◆ **Study material**
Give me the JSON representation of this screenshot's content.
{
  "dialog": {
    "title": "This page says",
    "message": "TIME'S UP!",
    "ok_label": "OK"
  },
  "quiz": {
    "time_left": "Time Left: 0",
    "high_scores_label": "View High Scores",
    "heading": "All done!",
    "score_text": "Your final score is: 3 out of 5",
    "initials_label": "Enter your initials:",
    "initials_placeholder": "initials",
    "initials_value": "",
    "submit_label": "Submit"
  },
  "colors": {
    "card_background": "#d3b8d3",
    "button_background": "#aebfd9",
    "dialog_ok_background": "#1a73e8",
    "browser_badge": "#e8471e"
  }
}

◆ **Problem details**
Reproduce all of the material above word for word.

◆ **Expected output**
Give me the JSON representation of this screenshot's content.
{
  "dialog": {
    "title": "This page says",
    "message": "TIME'S UP!",
    "ok_label": "OK"
  },
  "quiz": {
    "time_left": "Time Left: 0",
    "high_scores_label": "View High Scores",
    "heading": "All done!",
    "score_text": "Your final score is: 3 out of 5",
    "initials_label": "Enter your initials:",
    "initials_placeholder": "initials",
    "initials_value": "",
    "submit_label": "Submit"
  },
  "colors": {
    "card_background": "#d3b8d3",
    "button_background": "#aebfd9",
    "dialog_ok_background": "#1a73e8",
    "browser_badge": "#e8471e"
  }
}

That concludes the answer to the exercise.